Patrick Barron has been a consultant to the banking industry since 1985. He teaches Bank Management Simulation at the Graduate School of Banking, University of Wisconsin, Madison and Austrian Economics at the University of Iowa. He has contributed a weekly essay in the Austrian vein to The Bulletin, Philadelphia since 2006. As president of the Right Approach Group, which offers free market solutions to current economic problem, he has spoken at economic conferences at the EU Parliament offices in Brussels, Belgium and Strasbourg, France.
Re: Trump fracking boom imperils landscape of the American West

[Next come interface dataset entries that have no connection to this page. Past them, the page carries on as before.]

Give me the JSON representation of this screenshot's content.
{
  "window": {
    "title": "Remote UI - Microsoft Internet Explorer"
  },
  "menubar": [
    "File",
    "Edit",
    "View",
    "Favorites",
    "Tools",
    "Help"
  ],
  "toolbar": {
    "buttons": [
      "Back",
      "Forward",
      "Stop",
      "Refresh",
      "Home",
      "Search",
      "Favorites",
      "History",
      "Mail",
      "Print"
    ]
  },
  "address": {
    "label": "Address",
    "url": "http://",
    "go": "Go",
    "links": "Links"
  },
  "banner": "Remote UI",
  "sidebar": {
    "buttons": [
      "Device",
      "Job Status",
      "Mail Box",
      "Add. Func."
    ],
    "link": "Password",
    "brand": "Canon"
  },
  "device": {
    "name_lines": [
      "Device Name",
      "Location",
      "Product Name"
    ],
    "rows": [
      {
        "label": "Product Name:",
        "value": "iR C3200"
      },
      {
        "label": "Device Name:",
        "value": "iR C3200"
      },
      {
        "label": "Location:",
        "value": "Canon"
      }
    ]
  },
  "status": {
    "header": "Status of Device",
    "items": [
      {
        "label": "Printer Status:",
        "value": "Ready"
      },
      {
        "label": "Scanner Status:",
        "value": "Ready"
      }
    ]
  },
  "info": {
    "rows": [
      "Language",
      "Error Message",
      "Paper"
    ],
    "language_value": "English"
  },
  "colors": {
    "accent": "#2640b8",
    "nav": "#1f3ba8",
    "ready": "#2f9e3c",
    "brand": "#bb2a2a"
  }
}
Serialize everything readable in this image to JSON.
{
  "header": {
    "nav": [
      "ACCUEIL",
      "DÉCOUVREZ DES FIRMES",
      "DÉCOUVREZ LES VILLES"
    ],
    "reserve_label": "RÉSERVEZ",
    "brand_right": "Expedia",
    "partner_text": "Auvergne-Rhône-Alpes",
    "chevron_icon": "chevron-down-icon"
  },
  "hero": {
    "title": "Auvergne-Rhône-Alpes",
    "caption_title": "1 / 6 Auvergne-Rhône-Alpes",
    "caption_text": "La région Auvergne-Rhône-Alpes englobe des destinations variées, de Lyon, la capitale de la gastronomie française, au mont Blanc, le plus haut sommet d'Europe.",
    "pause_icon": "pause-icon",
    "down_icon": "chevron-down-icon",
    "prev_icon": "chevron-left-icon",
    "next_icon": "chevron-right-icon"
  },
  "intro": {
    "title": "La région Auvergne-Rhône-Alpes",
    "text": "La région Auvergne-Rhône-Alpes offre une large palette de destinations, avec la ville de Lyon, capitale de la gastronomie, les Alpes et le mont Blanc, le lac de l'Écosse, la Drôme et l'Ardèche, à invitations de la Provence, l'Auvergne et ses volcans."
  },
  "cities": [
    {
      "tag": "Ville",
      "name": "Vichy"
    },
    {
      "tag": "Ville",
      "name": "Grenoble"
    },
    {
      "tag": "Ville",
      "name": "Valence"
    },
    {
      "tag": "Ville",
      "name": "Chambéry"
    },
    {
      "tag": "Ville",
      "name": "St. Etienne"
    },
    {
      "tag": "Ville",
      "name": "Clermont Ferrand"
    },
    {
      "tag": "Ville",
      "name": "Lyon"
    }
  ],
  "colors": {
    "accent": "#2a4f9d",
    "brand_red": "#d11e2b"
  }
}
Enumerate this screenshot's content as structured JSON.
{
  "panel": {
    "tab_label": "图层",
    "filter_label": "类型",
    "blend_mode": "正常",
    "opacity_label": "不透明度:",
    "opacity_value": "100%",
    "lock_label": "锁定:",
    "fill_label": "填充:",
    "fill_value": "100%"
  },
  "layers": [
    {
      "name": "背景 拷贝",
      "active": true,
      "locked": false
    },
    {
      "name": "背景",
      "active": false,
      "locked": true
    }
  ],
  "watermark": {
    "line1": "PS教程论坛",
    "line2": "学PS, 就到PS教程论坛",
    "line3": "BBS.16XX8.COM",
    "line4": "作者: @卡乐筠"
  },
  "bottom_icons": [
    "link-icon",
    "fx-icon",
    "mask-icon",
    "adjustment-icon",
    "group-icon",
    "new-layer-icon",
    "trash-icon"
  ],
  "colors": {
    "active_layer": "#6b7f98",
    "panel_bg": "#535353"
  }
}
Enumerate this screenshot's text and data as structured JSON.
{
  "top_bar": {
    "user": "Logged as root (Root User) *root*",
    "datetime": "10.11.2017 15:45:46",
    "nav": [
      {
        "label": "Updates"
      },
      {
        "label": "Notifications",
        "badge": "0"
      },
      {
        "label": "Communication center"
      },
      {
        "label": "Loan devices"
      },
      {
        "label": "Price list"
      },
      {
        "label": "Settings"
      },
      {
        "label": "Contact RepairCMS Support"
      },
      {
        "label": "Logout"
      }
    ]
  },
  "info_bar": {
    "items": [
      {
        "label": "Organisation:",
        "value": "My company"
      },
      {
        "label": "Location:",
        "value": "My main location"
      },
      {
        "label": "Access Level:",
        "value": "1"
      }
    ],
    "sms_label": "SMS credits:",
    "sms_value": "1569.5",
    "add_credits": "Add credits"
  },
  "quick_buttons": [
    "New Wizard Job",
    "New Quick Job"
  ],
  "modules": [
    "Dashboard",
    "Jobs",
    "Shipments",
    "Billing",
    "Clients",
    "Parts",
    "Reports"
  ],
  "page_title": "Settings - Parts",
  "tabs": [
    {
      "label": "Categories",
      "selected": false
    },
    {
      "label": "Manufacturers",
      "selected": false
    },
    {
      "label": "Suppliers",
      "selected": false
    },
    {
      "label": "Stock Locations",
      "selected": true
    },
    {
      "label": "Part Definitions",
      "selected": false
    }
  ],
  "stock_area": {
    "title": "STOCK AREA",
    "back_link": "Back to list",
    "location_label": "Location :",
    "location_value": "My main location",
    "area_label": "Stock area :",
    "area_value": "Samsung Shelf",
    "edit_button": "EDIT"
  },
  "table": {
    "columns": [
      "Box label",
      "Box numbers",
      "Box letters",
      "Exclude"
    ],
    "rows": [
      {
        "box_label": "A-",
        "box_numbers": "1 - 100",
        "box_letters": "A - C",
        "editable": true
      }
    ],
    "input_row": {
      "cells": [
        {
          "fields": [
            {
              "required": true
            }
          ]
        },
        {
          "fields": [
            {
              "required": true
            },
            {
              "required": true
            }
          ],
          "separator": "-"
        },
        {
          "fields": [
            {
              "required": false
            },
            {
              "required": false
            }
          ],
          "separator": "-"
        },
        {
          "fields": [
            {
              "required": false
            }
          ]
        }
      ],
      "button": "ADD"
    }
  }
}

Thanks for the very informative and uplifting report of the success of increased drilling on federal lands. Frankly, I doubt that my conclusion is the one that you expected, but there is no hiding the fact that under President Trump the US is becoming a world energy powerhouse. Try as best they could, your reporters could not disguise the vast economic benefits to all parties from opening these sparsely populated lands to normal economic development. Sure, they tried to generate concern over the sage grouse population decline (thirty percent in the last two years), but they never connected the cause and effect dots between that decline and opening these areas to oil and gas development, perhaps because there is no connection. Even if there is a connection, surely the vast human benefits, well documented by your reporters, should ameliorate that concern to some extent. The only other attempt to generate the reader's outrage fell flat; i.e., that some of the drilling was "just east" of the Big Horn National Forest and "next to" Hovenweep National Monument. There will always be something that is "just east" or "next to" some already protected area. Of course, water is always a big issue in the West, but your reporters found no broad based concern by local landowners. Some were concerned and others were not. Let the locals figure it out.